• _Problem statement_
Could the records below be restated word for word, without a single picture?

─── Exercise data ───

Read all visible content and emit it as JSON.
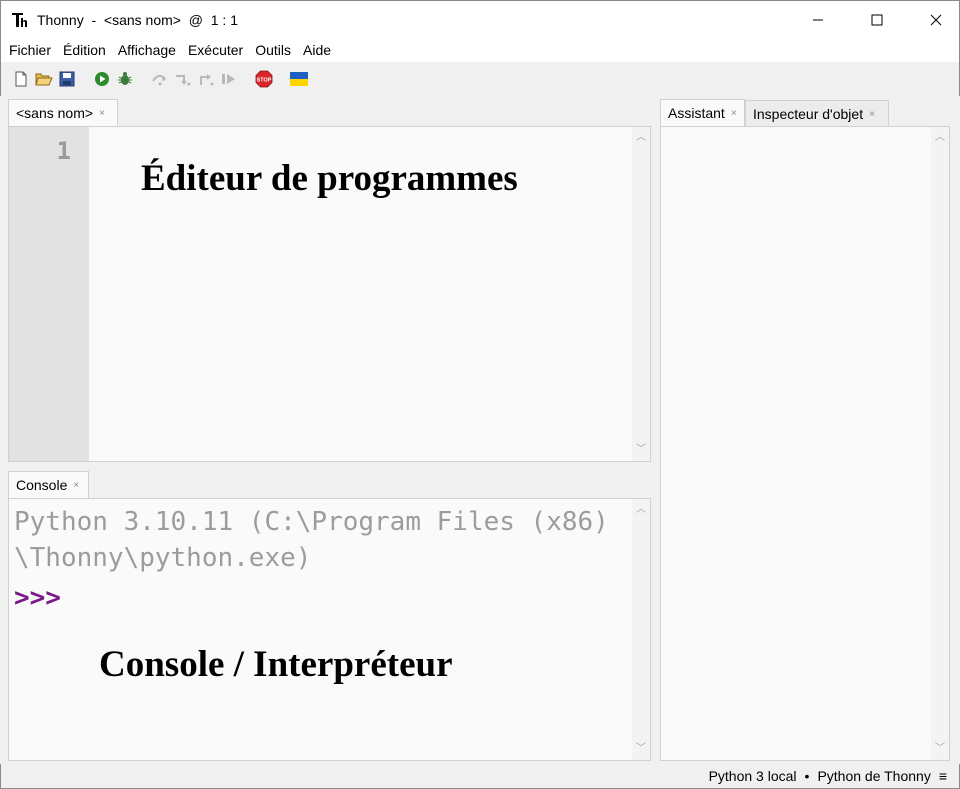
{
  "window": {
    "title": "Thonny  -  <sans nom>  @  1 : 1",
    "app_icon": "thonny-logo-icon",
    "controls": [
      "minimize-icon",
      "maximize-icon",
      "close-icon"
    ]
  },
  "menu": [
    "Fichier",
    "Édition",
    "Affichage",
    "Exécuter",
    "Outils",
    "Aide"
  ],
  "toolbar": {
    "icons": [
      "new-file-icon",
      "open-file-icon",
      "save-icon",
      "run-icon",
      "debug-icon",
      "step-over-icon",
      "step-into-icon",
      "step-out-icon",
      "resume-icon",
      "stop-icon",
      "ukraine-flag-icon"
    ],
    "stop_text": "STOP"
  },
  "editor": {
    "tab_label": "<sans nom>",
    "tab_close": "×",
    "line_number": "1",
    "annotation": "Éditeur de programmes"
  },
  "console": {
    "tab_label": "Console",
    "tab_close": "×",
    "lines": [
      "Python 3.10.11 (C:\\Program Files (x86)",
      "\\Thonny\\python.exe)"
    ],
    "prompt": ">>>",
    "annotation": "Console / Interpréteur"
  },
  "side_panel": {
    "tabs": [
      {
        "label": "Assistant",
        "close": "×"
      },
      {
        "label": "Inspecteur d'objet",
        "close": "×"
      }
    ]
  },
  "status": {
    "interpreter": "Python 3 local",
    "separator": "•",
    "env": "Python de Thonny",
    "menu_glyph": "≡"
  },
  "colors": {
    "prompt": "#781b86",
    "console_text": "#9c9c9c",
    "gutter": "#e2e2e2",
    "editor_bg": "#fafafa",
    "run_green": "#2e8b2e",
    "stop_red": "#d9262a"
  }
}
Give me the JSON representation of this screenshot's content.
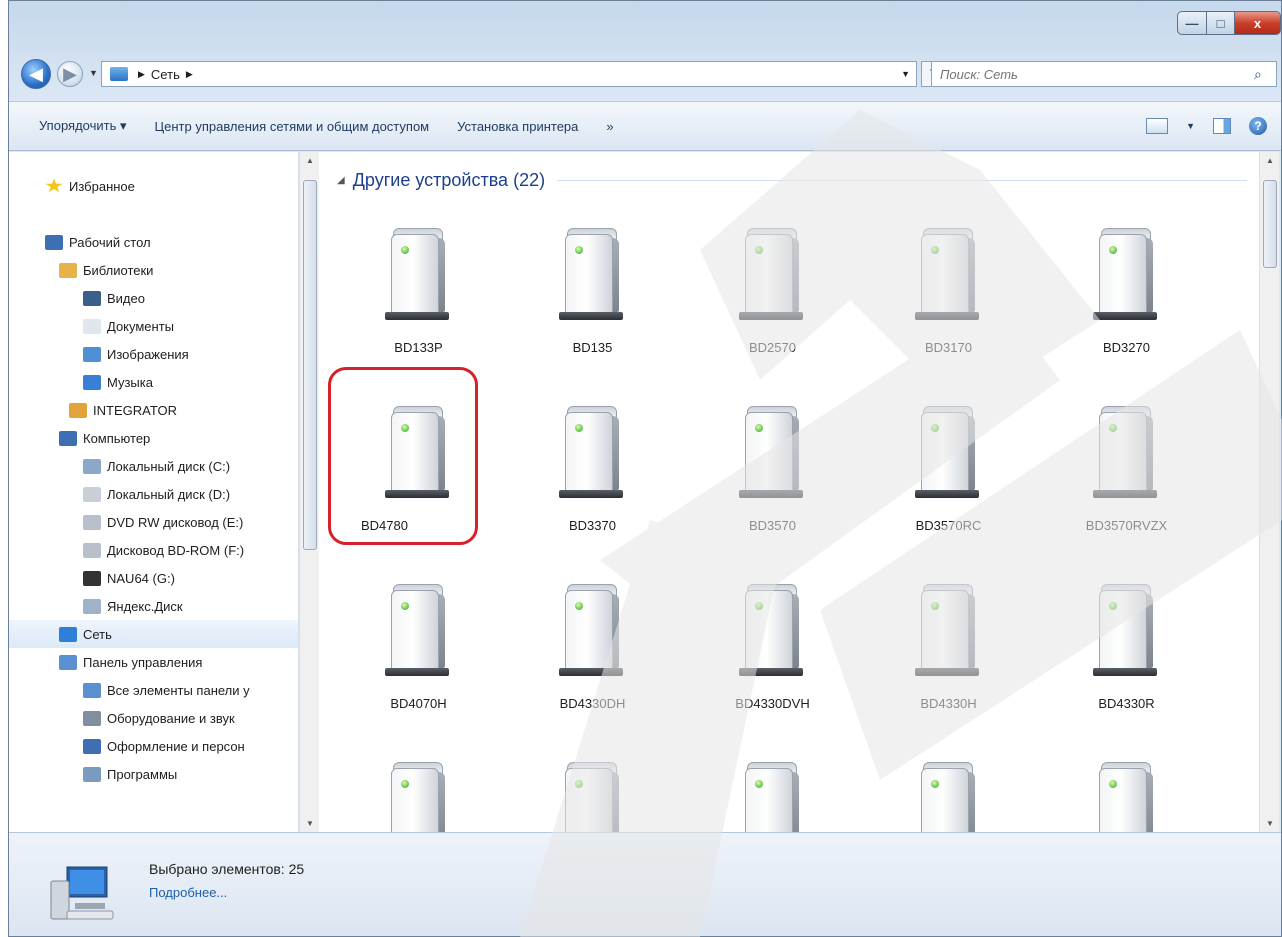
{
  "window": {
    "minimize": "—",
    "maximize": "□",
    "close": "x"
  },
  "address": {
    "back": "◀",
    "forward": "▶",
    "path": [
      "Сеть"
    ],
    "search_placeholder": "Поиск: Сеть"
  },
  "toolbar": {
    "organize": "Упорядочить ▾",
    "network_center": "Центр управления сетями и общим доступом",
    "add_printer": "Установка принтера",
    "more": "»"
  },
  "nav": {
    "items": [
      {
        "label": "Избранное",
        "icon": "star-icon"
      },
      {
        "label": "Рабочий стол",
        "icon": "desktop-icon"
      },
      {
        "label": "Библиотеки",
        "icon": "libraries-icon"
      },
      {
        "label": "Видео",
        "icon": "video-icon"
      },
      {
        "label": "Документы",
        "icon": "documents-icon"
      },
      {
        "label": "Изображения",
        "icon": "pictures-icon"
      },
      {
        "label": "Музыка",
        "icon": "music-icon"
      },
      {
        "label": "INTEGRATOR",
        "icon": "user-folder-icon"
      },
      {
        "label": "Компьютер",
        "icon": "computer-icon"
      },
      {
        "label": "Локальный диск (C:)",
        "icon": "system-drive-icon"
      },
      {
        "label": "Локальный диск (D:)",
        "icon": "drive-icon"
      },
      {
        "label": "DVD RW дисковод (E:)",
        "icon": "dvd-drive-icon"
      },
      {
        "label": "Дисковод BD-ROM (F:)",
        "icon": "bd-drive-icon"
      },
      {
        "label": "NAU64 (G:)",
        "icon": "usb-drive-icon"
      },
      {
        "label": "Яндекс.Диск",
        "icon": "cloud-icon"
      },
      {
        "label": "Сеть",
        "icon": "network-icon"
      },
      {
        "label": "Панель управления",
        "icon": "control-panel-icon"
      },
      {
        "label": "Все элементы панели у",
        "icon": "control-panel-items-icon"
      },
      {
        "label": "Оборудование и звук",
        "icon": "hardware-sound-icon"
      },
      {
        "label": "Оформление и персон",
        "icon": "personalization-icon"
      },
      {
        "label": "Программы",
        "icon": "programs-icon"
      }
    ]
  },
  "content": {
    "group_title": "Другие устройства (22)",
    "devices": [
      "BD133P",
      "BD135",
      "BD2570",
      "BD3170",
      "BD3270",
      "BD4780",
      "BD3370",
      "BD3570",
      "BD3570RC",
      "BD3570RVZX",
      "BD4070H",
      "BD4330DH",
      "BD4330DVH",
      "BD4330H",
      "BD4330R",
      "",
      "",
      "",
      "",
      ""
    ]
  },
  "details": {
    "selected": "Выбрано элементов: 25",
    "more": "Подробнее..."
  },
  "colors": {
    "highlight": "#d6202a",
    "accent": "#1e3f8f"
  }
}
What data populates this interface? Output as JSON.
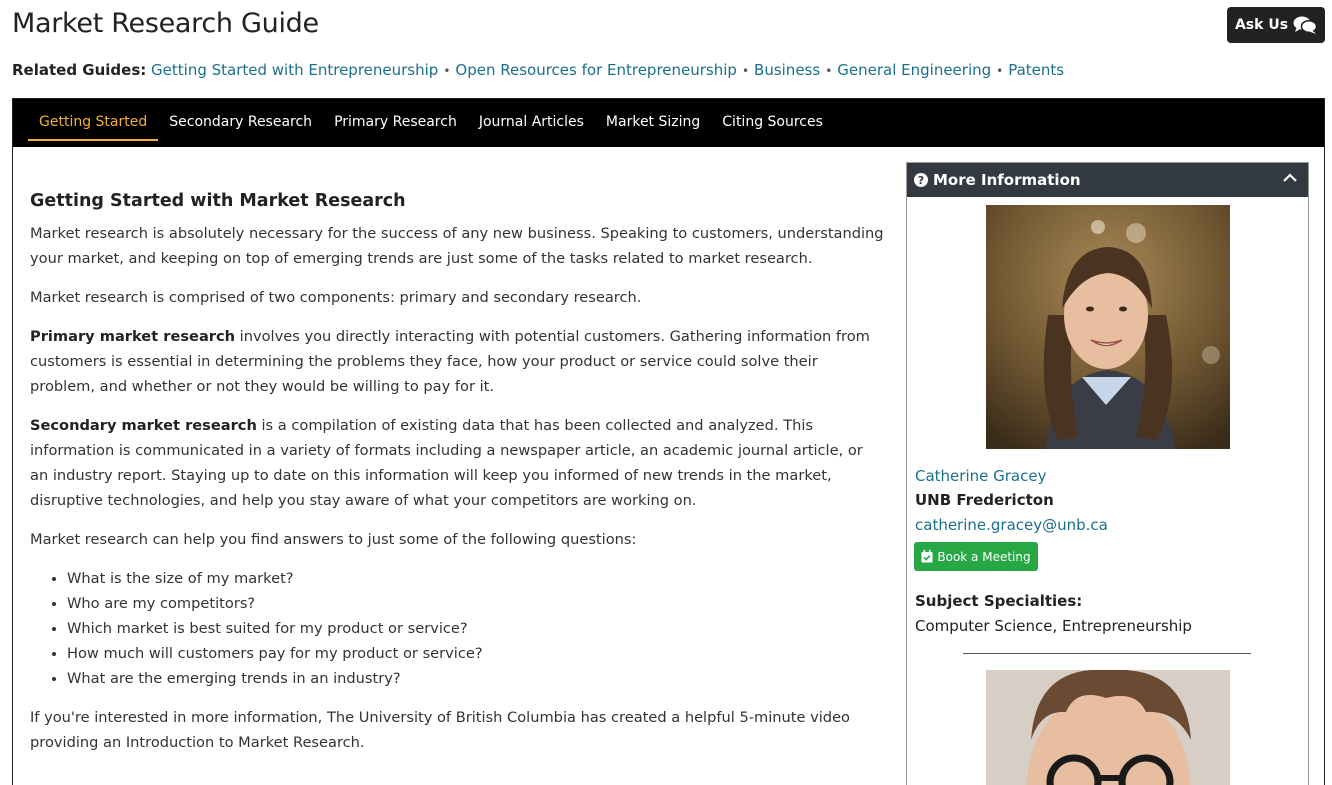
{
  "page": {
    "title": "Market Research Guide"
  },
  "ask_us": {
    "label": "Ask Us"
  },
  "related": {
    "label": "Related Guides:",
    "links": [
      "Getting Started with Entrepreneurship",
      "Open Resources for Entrepreneurship",
      "Business",
      "General Engineering",
      "Patents"
    ],
    "separator": "•"
  },
  "tabs": [
    {
      "label": "Getting Started",
      "active": true
    },
    {
      "label": "Secondary Research",
      "active": false
    },
    {
      "label": "Primary Research",
      "active": false
    },
    {
      "label": "Journal Articles",
      "active": false
    },
    {
      "label": "Market Sizing",
      "active": false
    },
    {
      "label": "Citing Sources",
      "active": false
    }
  ],
  "main": {
    "heading": "Getting Started with Market Research",
    "p1": "Market research is absolutely necessary for the success of any new business. Speaking to customers, understanding your market, and keeping on top of emerging trends are just some of the tasks related to market research.",
    "p2": "Market research is comprised of two components: primary and secondary research.",
    "p3_bold": "Primary market research",
    "p3_rest": " involves you directly interacting with potential customers. Gathering information from customers is essential in determining the problems they face, how your product or service could solve their problem, and whether or not they would be willing to pay for it.",
    "p4_bold": "Secondary market research",
    "p4_rest": " is a compilation of existing data that has been collected and analyzed. This information is communicated in a variety of formats including a newspaper article, an academic journal article, or an industry report. Staying up to date on this information will keep you informed of new trends in the market, disruptive technologies, and help you stay aware of what your competitors are working on.",
    "p5": "Market research can help you find answers to just some of the following questions:",
    "questions": [
      "What is the size of my market?",
      "Who are my competitors?",
      "Which market is best suited for my product or service?",
      "How much will customers pay for my product or service?",
      "What are the emerging trends in an industry?"
    ],
    "p6": "If you're interested in more information, The University of British Columbia has created a helpful 5-minute video providing an Introduction to Market Research."
  },
  "sidebar": {
    "title": "More Information",
    "profile": {
      "name": "Catherine Gracey",
      "org": "UNB Fredericton",
      "email": "catherine.gracey@unb.ca",
      "book_label": "Book a Meeting",
      "spec_label": "Subject Specialties:",
      "spec_value": "Computer Science, Entrepreneurship"
    }
  },
  "colors": {
    "link": "#1a6f8c",
    "active_tab": "#f2b134",
    "book_button": "#28a745",
    "panel_header": "#333940"
  }
}
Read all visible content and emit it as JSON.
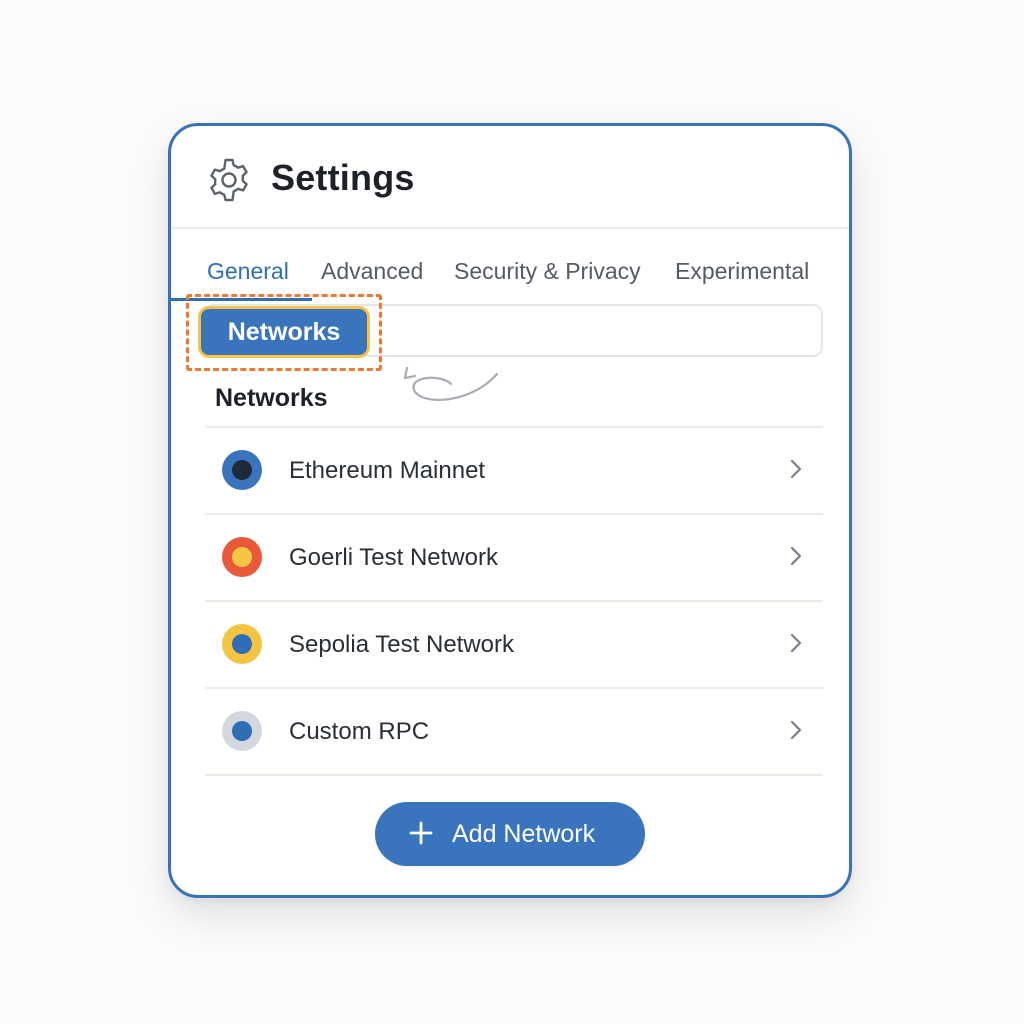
{
  "header": {
    "title": "Settings",
    "icon": "gear-icon"
  },
  "tabs": [
    {
      "label": "General",
      "active": true
    },
    {
      "label": "Advanced",
      "active": false
    },
    {
      "label": "Security & Privacy",
      "active": false
    },
    {
      "label": "Experimental",
      "active": false
    }
  ],
  "search": {
    "chip_label": "Networks"
  },
  "section": {
    "title": "Networks"
  },
  "networks": [
    {
      "label": "Ethereum Mainnet",
      "outer_color": "#3a74bc",
      "inner_color": "#1f2a3a"
    },
    {
      "label": "Goerli Test Network",
      "outer_color": "#e8593a",
      "inner_color": "#f4c542"
    },
    {
      "label": "Sepolia Test Network",
      "outer_color": "#f4c542",
      "inner_color": "#2f6eb5"
    },
    {
      "label": "Custom RPC",
      "outer_color": "#d3d7de",
      "inner_color": "#2f6eb5"
    }
  ],
  "add_button": {
    "label": "Add Network"
  },
  "colors": {
    "accent": "#3a74bc",
    "highlight_border": "#f4c542",
    "annotation_outline": "#ef7a2f"
  }
}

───

• _Exercise output_
Read all visible content and emit it as JSON.
{
  "window": {
    "title": "Thonny  -  <sans nom>  @  1 : 1",
    "app_icon": "thonny-logo-icon",
    "controls": [
      "minimize-icon",
      "maximize-icon",
      "close-icon"
    ]
  },
  "menu": [
    "Fichier",
    "Édition",
    "Affichage",
    "Exécuter",
    "Outils",
    "Aide"
  ],
  "toolbar": {
    "icons": [
      "new-file-icon",
      "open-file-icon",
      "save-icon",
      "run-icon",
      "debug-icon",
      "step-over-icon",
      "step-into-icon",
      "step-out-icon",
      "resume-icon",
      "stop-icon",
      "ukraine-flag-icon"
    ],
    "stop_text": "STOP"
  },
  "editor": {
    "tab_label": "<sans nom>",
    "tab_close": "×",
    "line_number": "1",
    "annotation": "Éditeur de programmes"
  },
  "console": {
    "tab_label": "Console",
    "tab_close": "×",
    "lines": [
      "Python 3.10.11 (C:\\Program Files (x86)",
      "\\Thonny\\python.exe)"
    ],
    "prompt": ">>>",
    "annotation": "Console / Interpréteur"
  },
  "side_panel": {
    "tabs": [
      {
        "label": "Assistant",
        "close": "×"
      },
      {
        "label": "Inspecteur d'objet",
        "close": "×"
      }
    ]
  },
  "status": {
    "interpreter": "Python 3 local",
    "separator": "•",
    "env": "Python de Thonny",
    "menu_glyph": "≡"
  },
  "colors": {
    "prompt": "#781b86",
    "console_text": "#9c9c9c",
    "gutter": "#e2e2e2",
    "editor_bg": "#fafafa",
    "run_green": "#2e8b2e",
    "stop_red": "#d9262a"
  }
}
Give me the JSON representation of this screenshot's content.
{
  "window": {
    "minimize": "—",
    "maximize": "□",
    "close": "x"
  },
  "address": {
    "back": "◀",
    "forward": "▶",
    "path": [
      "Сеть"
    ],
    "search_placeholder": "Поиск: Сеть"
  },
  "toolbar": {
    "organize": "Упорядочить ▾",
    "network_center": "Центр управления сетями и общим доступом",
    "add_printer": "Установка принтера",
    "more": "»"
  },
  "nav": {
    "items": [
      {
        "label": "Избранное",
        "icon": "star-icon"
      },
      {
        "label": "Рабочий стол",
        "icon": "desktop-icon"
      },
      {
        "label": "Библиотеки",
        "icon": "libraries-icon"
      },
      {
        "label": "Видео",
        "icon": "video-icon"
      },
      {
        "label": "Документы",
        "icon": "documents-icon"
      },
      {
        "label": "Изображения",
        "icon": "pictures-icon"
      },
      {
        "label": "Музыка",
        "icon": "music-icon"
      },
      {
        "label": "INTEGRATOR",
        "icon": "user-folder-icon"
      },
      {
        "label": "Компьютер",
        "icon": "computer-icon"
      },
      {
        "label": "Локальный диск (C:)",
        "icon": "system-drive-icon"
      },
      {
        "label": "Локальный диск (D:)",
        "icon": "drive-icon"
      },
      {
        "label": "DVD RW дисковод (E:)",
        "icon": "dvd-drive-icon"
      },
      {
        "label": "Дисковод BD-ROM (F:)",
        "icon": "bd-drive-icon"
      },
      {
        "label": "NAU64 (G:)",
        "icon": "usb-drive-icon"
      },
      {
        "label": "Яндекс.Диск",
        "icon": "cloud-icon"
      },
      {
        "label": "Сеть",
        "icon": "network-icon"
      },
      {
        "label": "Панель управления",
        "icon": "control-panel-icon"
      },
      {
        "label": "Все элементы панели у",
        "icon": "control-panel-items-icon"
      },
      {
        "label": "Оборудование и звук",
        "icon": "hardware-sound-icon"
      },
      {
        "label": "Оформление и персон",
        "icon": "personalization-icon"
      },
      {
        "label": "Программы",
        "icon": "programs-icon"
      }
    ]
  },
  "content": {
    "group_title": "Другие устройства (22)",
    "devices": [
      "BD133P",
      "BD135",
      "BD2570",
      "BD3170",
      "BD3270",
      "BD4780",
      "BD3370",
      "BD3570",
      "BD3570RC",
      "BD3570RVZX",
      "BD4070H",
      "BD4330DH",
      "BD4330DVH",
      "BD4330H",
      "BD4330R",
      "",
      "",
      "",
      "",
      ""
    ]
  },
  "details": {
    "selected": "Выбрано элементов: 25",
    "more": "Подробнее..."
  },
  "colors": {
    "highlight": "#d6202a",
    "accent": "#1e3f8f"
  }
}
What data populates this interface? Output as JSON.
{
  "page": {
    "title": "Market Research Guide"
  },
  "ask_us": {
    "label": "Ask Us"
  },
  "related": {
    "label": "Related Guides:",
    "links": [
      "Getting Started with Entrepreneurship",
      "Open Resources for Entrepreneurship",
      "Business",
      "General Engineering",
      "Patents"
    ],
    "separator": "•"
  },
  "tabs": [
    {
      "label": "Getting Started",
      "active": true
    },
    {
      "label": "Secondary Research",
      "active": false
    },
    {
      "label": "Primary Research",
      "active": false
    },
    {
      "label": "Journal Articles",
      "active": false
    },
    {
      "label": "Market Sizing",
      "active": false
    },
    {
      "label": "Citing Sources",
      "active": false
    }
  ],
  "main": {
    "heading": "Getting Started with Market Research",
    "p1": "Market research is absolutely necessary for the success of any new business. Speaking to customers, understanding your market, and keeping on top of emerging trends are just some of the tasks related to market research.",
    "p2": "Market research is comprised of two components: primary and secondary research.",
    "p3_bold": "Primary market research",
    "p3_rest": " involves you directly interacting with potential customers. Gathering information from customers is essential in determining the problems they face, how your product or service could solve their problem, and whether or not they would be willing to pay for it.",
    "p4_bold": "Secondary market research",
    "p4_rest": " is a compilation of existing data that has been collected and analyzed. This information is communicated in a variety of formats including a newspaper article, an academic journal article, or an industry report. Staying up to date on this information will keep you informed of new trends in the market, disruptive technologies, and help you stay aware of what your competitors are working on.",
    "p5": "Market research can help you find answers to just some of the following questions:",
    "questions": [
      "What is the size of my market?",
      "Who are my competitors?",
      "Which market is best suited for my product or service?",
      "How much will customers pay for my product or service?",
      "What are the emerging trends in an industry?"
    ],
    "p6": "If you're interested in more information, The University of British Columbia has created a helpful 5-minute video providing an Introduction to Market Research."
  },
  "sidebar": {
    "title": "More Information",
    "profile": {
      "name": "Catherine Gracey",
      "org": "UNB Fredericton",
      "email": "catherine.gracey@unb.ca",
      "book_label": "Book a Meeting",
      "spec_label": "Subject Specialties:",
      "spec_value": "Computer Science, Entrepreneurship"
    }
  },
  "colors": {
    "link": "#1a6f8c",
    "active_tab": "#f2b134",
    "book_button": "#28a745",
    "panel_header": "#333940"
  }
}
Read all visible content and emit it as JSON.
{
  "header": {
    "title": "Settings",
    "icon": "gear-icon"
  },
  "tabs": [
    {
      "label": "General",
      "active": true
    },
    {
      "label": "Advanced",
      "active": false
    },
    {
      "label": "Security & Privacy",
      "active": false
    },
    {
      "label": "Experimental",
      "active": false
    }
  ],
  "search": {
    "chip_label": "Networks"
  },
  "section": {
    "title": "Networks"
  },
  "networks": [
    {
      "label": "Ethereum Mainnet",
      "outer_color": "#3a74bc",
      "inner_color": "#1f2a3a"
    },
    {
      "label": "Goerli Test Network",
      "outer_color": "#e8593a",
      "inner_color": "#f4c542"
    },
    {
      "label": "Sepolia Test Network",
      "outer_color": "#f4c542",
      "inner_color": "#2f6eb5"
    },
    {
      "label": "Custom RPC",
      "outer_color": "#d3d7de",
      "inner_color": "#2f6eb5"
    }
  ],
  "add_button": {
    "label": "Add Network"
  },
  "colors": {
    "accent": "#3a74bc",
    "highlight_border": "#f4c542",
    "annotation_outline": "#ef7a2f"
  }
}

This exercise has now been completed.